Only 2,800 additional lesser diamonds surround the 105.6-carat diamond that is currently set in the middle of Queen Elizabeth the Queen Mother’s crown. This crown was made for Queen Elizabeth II’s mother’s coronation in 1937, together with her husband King George VI.

It was not the crown that rested on top of Queen Elizabeth II’s casket on Monday and was never worn by her (at least not in public). However, Queen Elizabeth II owned it because it was a piece of the British Crown Jewels.

The ownership of the Koh-i-Noor has once again been a topic of discussion since her passing earlier this month. Queen Consort Camilla is set to wear the Queen Mother’s crown, which also includes the enormous diamond, at her husband King Charles III’s coronation.

However, not everyone considers this to be just. Over time, the Taliban in Afghanistan, Pakistan, and even India have all asserted ownership of the diamond. Numerous residents of the Indian subcontinent have started calling for the restoration of the diamond to its original country since the Queen’s departure.

The Koh-i-History Noor’s: Although the Koh-i-origins Noor’s are shrouded in mystery and lore, we do know that it was probably first discovered somewhere in what is now India.

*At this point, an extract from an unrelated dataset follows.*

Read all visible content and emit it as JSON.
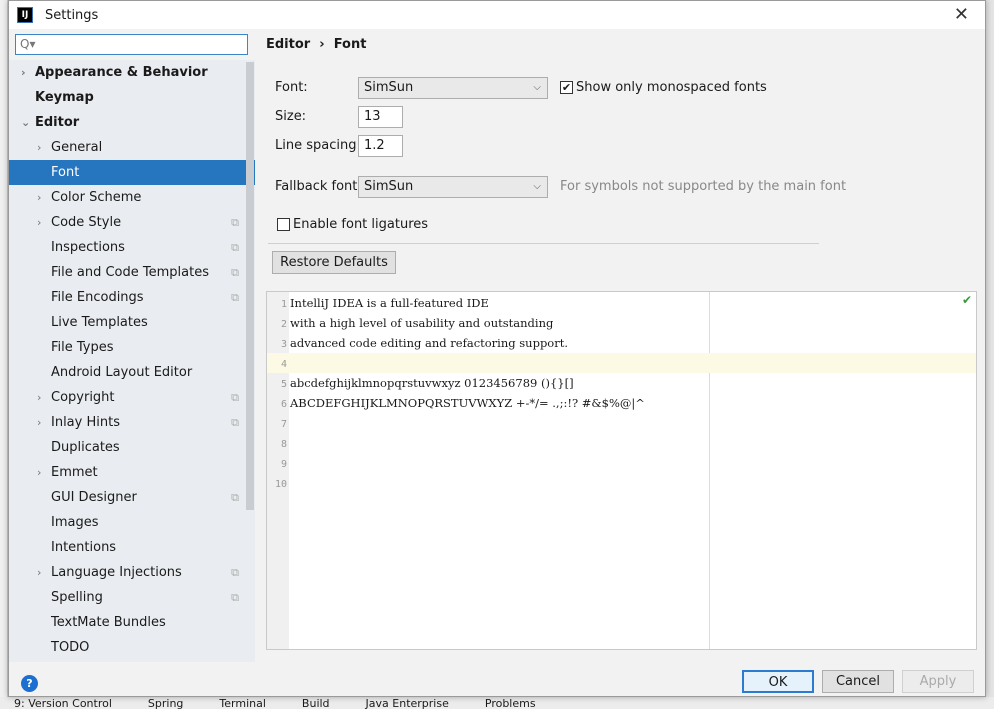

Although it has never been confirmed, some claim the diamond is mentioned in Mesopotamian and Sanskrit scriptures as early as 3200 BCE.

Hindu tradition also holds that even the gods were astounded by its beauty. “Only God or a woman may wear it with impunity,” the story goes. It is stated that any man who wears it would have bad luck for the rest of his life.

By 1304, the diamond was in the possession of Alauddin Khalji, the monarch of the Khalji dynasty that ruled the Delhi Sultanate in the Indian subcontinent, according to the majority of academics. It is claimed that he acquired it during his raids of the southern Indian kingdoms years before.

The Mughal Empire in India under Shah Jahan is the diamond’s earliest known provenance. Early 17th-century accounts claim that this emperor ordered the “Peacock Throne,” which was embellished with various valuable stones, including the Koh-i-Noor.

The army of Iranian Emperor Nader Shah invaded Northern India in the 1730s. It was alleged that Nader Shah pillaged much of the Mughal Empire’s wealth, including the Koh-i-Noor and the royal Peacock Throne. He is credited with giving the diamond its Persian name, Koh-i-Noor, which translates to “Mountain of Light.”

Years after Nader Shah’s demise and the fall of his empire, his grandson gave the diamond to Ahmad Shah Durrani, the man who would build the Afghan Empire, in an effort to win his allegiance. When Shuja Shah Durrani, his grandson, fled to India and became a wanted man, he was compelled to give the stone to Ranjit Singh, a Sikh monarch.

It is said that the Koh-i-Noor was fastened on his biceps during this time as a flashy charm.

The Second Anglo-Sikh War was won by the British East India Company in 1849, and as a result, the kingdom of Punjab and the large diamond came under British rule. It was delivered to Queen Victoria at Buckingham Palace in 1850 after a perilous journey.

Since then, it has been under the control of the British monarchy. You will need to travel to the Tower of London, where the jeweled crown is displayed behind glass, and shell out about £30 in entrance if you want to see it for yourself.

We are currently in a post-colonial era. Many of Britain’s former colonies received their independence after World War II ended, as have other European nations. The Koh-i-Noor serves as a sad reminder of the British Empire’s legacy for many people. However, the British Empire’s aftereffects are still felt today.